On January 20, 2021, Australia's human rights record was put under the United Nations' microscope.
Our treatment of Indigenous communities, asylum seekers and violence against women topped the list of global concerns during the five-yearly review, where other nations were able to ask questions and make recommendations for improvement.
And among the questions asked of us by other nations, were a number about Australia's age of criminal responsibility.
Currently, it is 10.
Watch: A child psychologist explains why children aren't held responsible for their crimes, in documentary The Bulger Killers: Was Justice Done? Post continues below video.
In Australia, children as young as 10 can be held criminally responsible for their actions. They can be arrested by police, remanded in custody, convicted by courts and jailed.
Thirty-one UN member states have called on Australia to lift the age, an increase in international pressure.
Among the nations to raise the issue were Canada, Germany, France, Italy, Greece, Sweden, Spain, Poland, Portugal and Mexico.
The Australian Government has set up a working group to look into it, but in 2020 the group delayed its response until later this year.

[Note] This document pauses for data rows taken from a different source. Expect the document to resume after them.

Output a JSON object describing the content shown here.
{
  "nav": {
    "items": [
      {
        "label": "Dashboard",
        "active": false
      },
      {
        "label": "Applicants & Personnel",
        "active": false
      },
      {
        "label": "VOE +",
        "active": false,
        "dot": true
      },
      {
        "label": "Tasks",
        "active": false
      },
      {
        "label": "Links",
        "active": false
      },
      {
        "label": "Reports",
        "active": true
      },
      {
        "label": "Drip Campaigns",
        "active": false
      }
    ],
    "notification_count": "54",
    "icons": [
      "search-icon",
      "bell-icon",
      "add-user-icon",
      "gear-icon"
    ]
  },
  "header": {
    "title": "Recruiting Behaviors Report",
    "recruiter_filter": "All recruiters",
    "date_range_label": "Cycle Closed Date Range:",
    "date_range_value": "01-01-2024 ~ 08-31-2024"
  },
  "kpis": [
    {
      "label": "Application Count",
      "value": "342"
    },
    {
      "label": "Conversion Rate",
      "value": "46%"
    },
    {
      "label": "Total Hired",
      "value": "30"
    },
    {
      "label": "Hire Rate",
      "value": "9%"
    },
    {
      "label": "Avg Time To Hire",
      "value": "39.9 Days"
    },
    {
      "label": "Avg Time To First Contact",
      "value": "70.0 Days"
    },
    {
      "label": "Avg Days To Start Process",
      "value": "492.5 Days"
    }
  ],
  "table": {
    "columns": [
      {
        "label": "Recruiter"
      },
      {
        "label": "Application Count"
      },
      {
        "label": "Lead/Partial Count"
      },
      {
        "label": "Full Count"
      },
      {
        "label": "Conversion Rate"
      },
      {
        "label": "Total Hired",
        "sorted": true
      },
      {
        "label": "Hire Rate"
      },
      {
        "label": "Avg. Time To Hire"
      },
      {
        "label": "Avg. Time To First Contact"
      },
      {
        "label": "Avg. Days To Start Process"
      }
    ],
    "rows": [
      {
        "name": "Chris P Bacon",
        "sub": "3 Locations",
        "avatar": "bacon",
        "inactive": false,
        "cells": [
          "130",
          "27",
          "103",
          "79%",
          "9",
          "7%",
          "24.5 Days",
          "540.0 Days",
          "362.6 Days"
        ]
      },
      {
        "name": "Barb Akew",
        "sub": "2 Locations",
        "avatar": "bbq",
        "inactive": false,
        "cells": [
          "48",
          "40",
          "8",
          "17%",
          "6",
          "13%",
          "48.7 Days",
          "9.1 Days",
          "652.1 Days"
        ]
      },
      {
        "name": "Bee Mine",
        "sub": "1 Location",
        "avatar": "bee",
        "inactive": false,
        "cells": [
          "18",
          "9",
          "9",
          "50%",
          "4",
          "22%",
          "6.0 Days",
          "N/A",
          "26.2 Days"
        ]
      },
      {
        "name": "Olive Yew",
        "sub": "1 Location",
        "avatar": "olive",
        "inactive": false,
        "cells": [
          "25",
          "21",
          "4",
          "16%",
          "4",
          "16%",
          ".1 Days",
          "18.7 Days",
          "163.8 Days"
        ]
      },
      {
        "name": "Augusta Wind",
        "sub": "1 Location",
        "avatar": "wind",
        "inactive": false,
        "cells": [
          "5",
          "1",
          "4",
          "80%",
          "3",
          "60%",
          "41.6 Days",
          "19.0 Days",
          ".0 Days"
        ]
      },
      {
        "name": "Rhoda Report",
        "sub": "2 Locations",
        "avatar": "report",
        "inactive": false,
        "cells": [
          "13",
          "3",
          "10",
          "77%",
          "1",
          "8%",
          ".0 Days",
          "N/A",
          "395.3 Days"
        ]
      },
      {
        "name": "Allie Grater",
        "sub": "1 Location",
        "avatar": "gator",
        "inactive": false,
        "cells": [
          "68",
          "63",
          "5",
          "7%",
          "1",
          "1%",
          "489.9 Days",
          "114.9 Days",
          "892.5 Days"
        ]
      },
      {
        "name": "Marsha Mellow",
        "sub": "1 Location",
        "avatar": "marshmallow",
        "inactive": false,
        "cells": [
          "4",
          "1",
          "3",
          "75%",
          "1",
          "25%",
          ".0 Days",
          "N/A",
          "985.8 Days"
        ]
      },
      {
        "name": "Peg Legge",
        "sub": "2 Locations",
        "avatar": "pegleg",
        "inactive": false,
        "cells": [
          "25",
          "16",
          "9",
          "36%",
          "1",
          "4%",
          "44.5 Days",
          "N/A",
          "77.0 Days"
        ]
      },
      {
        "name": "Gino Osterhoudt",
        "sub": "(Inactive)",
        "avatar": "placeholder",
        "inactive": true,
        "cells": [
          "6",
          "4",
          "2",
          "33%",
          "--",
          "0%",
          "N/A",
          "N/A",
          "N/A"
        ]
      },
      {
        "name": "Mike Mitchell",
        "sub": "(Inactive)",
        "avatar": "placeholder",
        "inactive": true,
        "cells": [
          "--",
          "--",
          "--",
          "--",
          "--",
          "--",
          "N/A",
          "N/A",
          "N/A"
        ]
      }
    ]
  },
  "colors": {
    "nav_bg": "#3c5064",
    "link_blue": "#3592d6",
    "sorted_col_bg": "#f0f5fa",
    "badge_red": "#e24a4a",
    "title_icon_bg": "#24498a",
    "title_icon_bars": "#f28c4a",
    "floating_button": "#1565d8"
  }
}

The age of criminal responsibility.
In 2019, the UN Committee on the Rights of the Child recommended 14 years as the minimum age of criminal responsibility.
Australia's age - 10 - is out of step with most European countries. While the United Kingdom also has a minimum age of 10, most European nations have a minimum age of 14 years or higher.
Currently, Australia operates under a 'doli incapax' presumption, which means the law presumes a child under the age of 14 does not possess the knowledge required to have criminal intent, the Law Council of Australia states.
However, the president of the council, Pauline Wright, told ABC doli incapax had led to "huge inconsistences" and left children disadvantaged.
Although there is hope for consensus, it would be up to each state and territory to decide whether to increase the age.
The ACT has already committed to doing so, breaking ranks from the rest of the country.
Raising the age is included as a priority area of reform in the ACT Labor-Greens parliamentary and governing agreement, released in November 2020.